:: PROVIDED RECORDS ::
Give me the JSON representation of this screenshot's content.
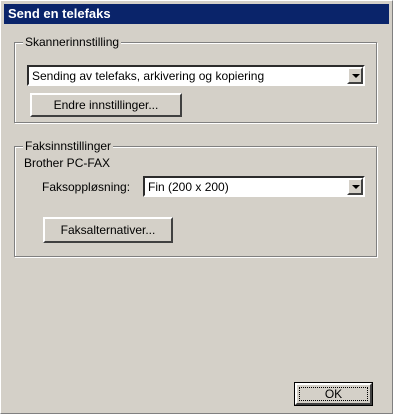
{
  "window": {
    "title": "Send en telefaks"
  },
  "scanner": {
    "group_label": "Skannerinnstilling",
    "mode_selected": "Sending av telefaks, arkivering og kopiering",
    "change_settings_label": "Endre innstillinger..."
  },
  "fax": {
    "group_label": "Faksinnstillinger",
    "device_name": "Brother PC-FAX",
    "resolution_label": "Faksoppløsning:",
    "resolution_selected": "Fin (200 x 200)",
    "options_label": "Faksalternativer..."
  },
  "footer": {
    "ok_label": "OK"
  },
  "colors": {
    "titlebar": "#0a246a",
    "face": "#d4d0c8"
  }
}
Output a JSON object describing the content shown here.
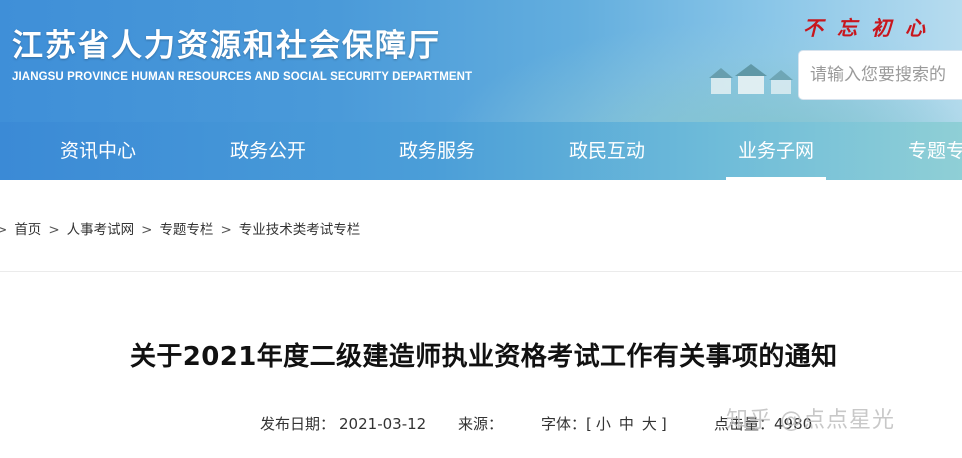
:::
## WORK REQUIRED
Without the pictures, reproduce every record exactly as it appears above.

## OUTPUT OF THE EXERCISE
Give me the JSON representation of this screenshot's content.
{
  "window": {
    "title": "Send en telefaks"
  },
  "scanner": {
    "group_label": "Skannerinnstilling",
    "mode_selected": "Sending av telefaks, arkivering og kopiering",
    "change_settings_label": "Endre innstillinger..."
  },
  "fax": {
    "group_label": "Faksinnstillinger",
    "device_name": "Brother PC-FAX",
    "resolution_label": "Faksoppløsning:",
    "resolution_selected": "Fin (200 x 200)",
    "options_label": "Faksalternativer..."
  },
  "footer": {
    "ok_label": "OK"
  },
  "colors": {
    "titlebar": "#0a246a",
    "face": "#d4d0c8"
  }
}
Output a JSON object describing the content shown here.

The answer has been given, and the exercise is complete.